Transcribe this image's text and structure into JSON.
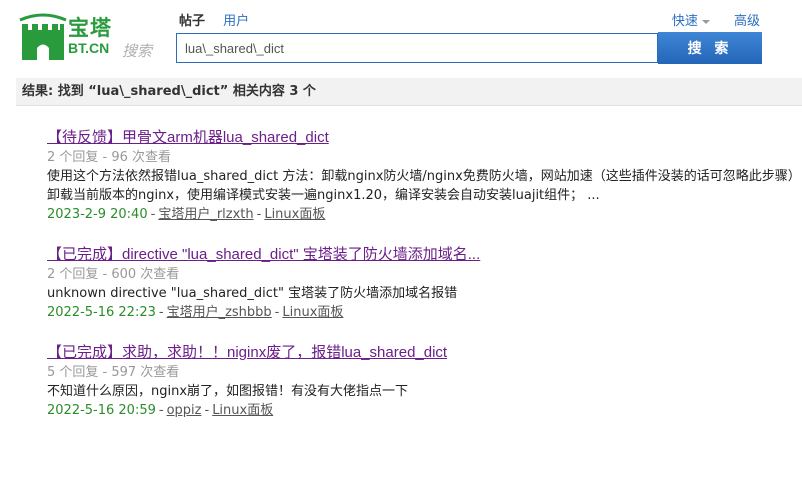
{
  "header": {
    "logo_cn": "宝塔",
    "logo_en": "BT.CN",
    "logo_search_word": "搜索",
    "tabs": [
      {
        "label": "帖子",
        "active": true
      },
      {
        "label": "用户",
        "active": false
      }
    ],
    "quick_label": "快速",
    "advanced_label": "高级",
    "search_value": "lua\\_shared\\_dict",
    "search_button": "搜 索"
  },
  "result_bar": {
    "text": "结果: 找到 “lua\\_shared\\_dict” 相关内容 3 个"
  },
  "results": [
    {
      "title": "【待反馈】甲骨文arm机器lua_shared_dict",
      "stats": "2 个回复 - 96 次查看",
      "excerpt": "使用这个方法依然报错lua_shared_dict 方法：卸载nginx防火墙/nginx免费防火墙，网站加速（这些插件没装的话可忽略此步骤）卸载当前版本的nginx，使用编译模式安装一遍nginx1.20，编译安装会自动安装luajit组件； ...",
      "date": "2023-2-9 20:40",
      "author": "宝塔用户_rlzxth",
      "forum": "Linux面板"
    },
    {
      "title": "【已完成】directive \"lua_shared_dict\" 宝塔装了防火墙添加域名...",
      "stats": "2 个回复 - 600 次查看",
      "excerpt": "unknown directive \"lua_shared_dict\" 宝塔装了防火墙添加域名报错",
      "date": "2022-5-16 22:23",
      "author": "宝塔用户_zshbbb",
      "forum": "Linux面板"
    },
    {
      "title": "【已完成】求助，求助！！niginx废了，报错lua_shared_dict",
      "stats": "5 个回复 - 597 次查看",
      "excerpt": "不知道什么原因，nginx崩了，如图报错！有没有大佬指点一下",
      "date": "2022-5-16 20:59",
      "author": "oppiz",
      "forum": "Linux面板"
    }
  ],
  "colors": {
    "brand_green": "#2a9b3c",
    "link_blue": "#2b6ec1",
    "title_purple": "#6b1f8a",
    "date_green": "#2a8d2a"
  }
}
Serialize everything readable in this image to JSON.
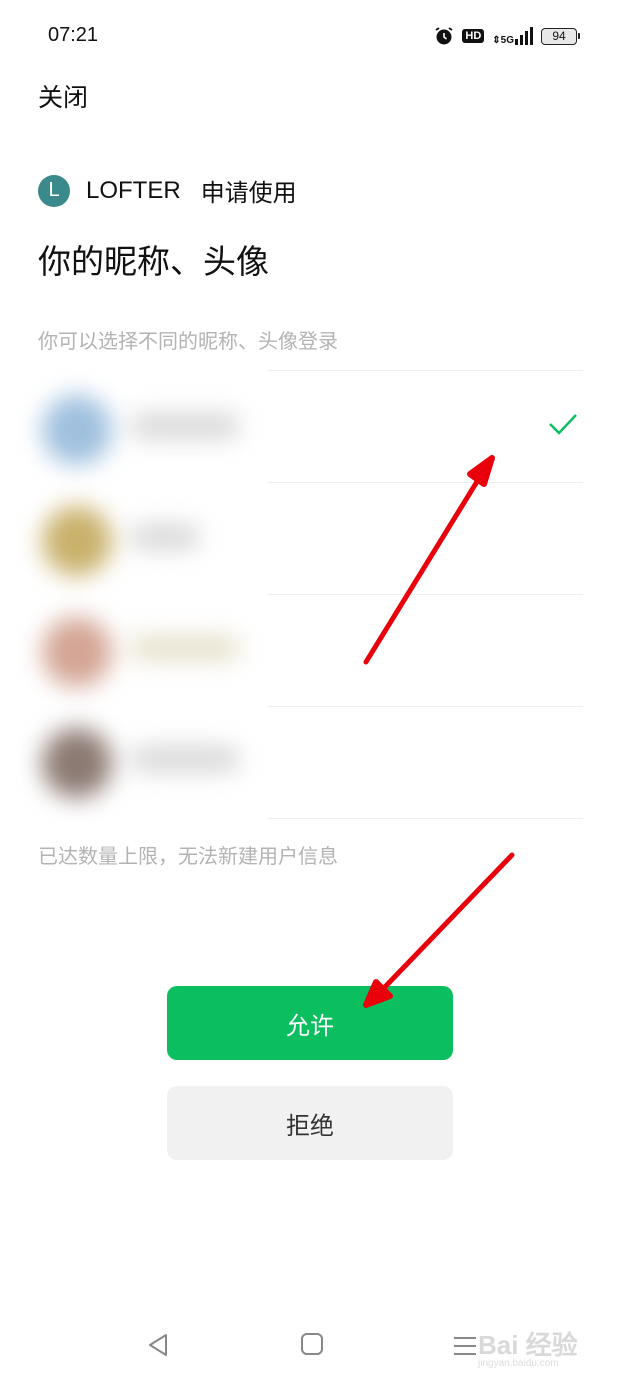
{
  "status_bar": {
    "time": "07:21",
    "icons": [
      "alarm-icon",
      "hd-icon",
      "5g-signal-icon",
      "battery-icon"
    ],
    "hd_label": "HD",
    "network_label": "5G",
    "battery_level": "94"
  },
  "header": {
    "close_label": "关闭"
  },
  "app": {
    "logo_letter": "L",
    "logo_color": "#3b8a8b",
    "name": "LOFTER",
    "request_text": "申请使用"
  },
  "permission": {
    "title": "你的昵称、头像",
    "subtitle": "你可以选择不同的昵称、头像登录",
    "accounts": [
      {
        "avatar_color": "#9fc0de",
        "selected": true
      },
      {
        "avatar_color": "#c9b16b",
        "selected": false
      },
      {
        "avatar_color": "#d4a595",
        "selected": false
      },
      {
        "avatar_color": "#8c7a73",
        "selected": false
      }
    ],
    "limit_note": "已达数量上限，无法新建用户信息"
  },
  "actions": {
    "allow_label": "允许",
    "deny_label": "拒绝",
    "allow_color": "#0bbf60",
    "deny_color": "#f1f1f1"
  },
  "nav_bar": {
    "items": [
      "back-icon",
      "home-icon",
      "menu-icon"
    ]
  },
  "watermark": {
    "brand": "Bai 经验",
    "url": "jingyan.baidu.com"
  },
  "annotations": {
    "arrow_color": "#e8000b"
  }
}
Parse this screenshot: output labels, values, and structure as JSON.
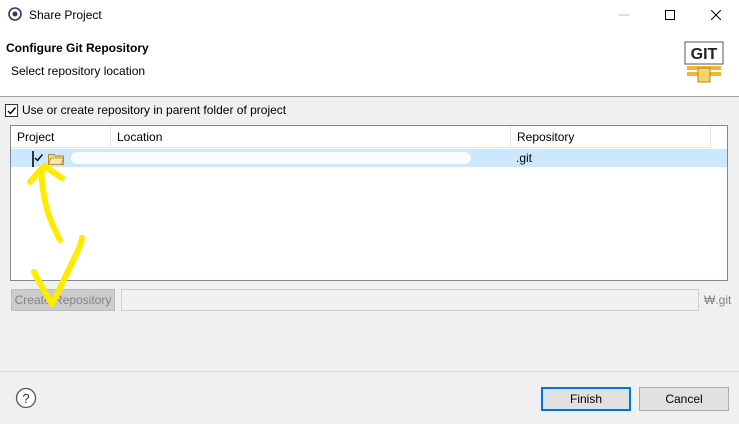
{
  "window": {
    "title": "Share Project"
  },
  "header": {
    "title": "Configure Git Repository",
    "description": "Select repository location",
    "logo_text": "GIT"
  },
  "options": {
    "use_parent_label": "Use or create repository in parent folder of project",
    "use_parent_checked": true
  },
  "table": {
    "columns": [
      "Project",
      "Location",
      "Repository"
    ],
    "rows": [
      {
        "project": "",
        "location": "",
        "repository": ".git",
        "checked": true,
        "selected": true
      }
    ]
  },
  "create": {
    "button_label": "Create Repository",
    "path_value": "",
    "suffix": "₩.git"
  },
  "footer": {
    "finish_label": "Finish",
    "cancel_label": "Cancel"
  },
  "colors": {
    "selection": "#cce8ff",
    "default_button_border": "#0078d7",
    "annotation": "#ffeb00"
  }
}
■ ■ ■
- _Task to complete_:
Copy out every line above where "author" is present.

- _Output for this exercise_:
      "author": "宝塔用户_rlzxth",
      "author": "宝塔用户_zshbbb",
      "author": "oppiz",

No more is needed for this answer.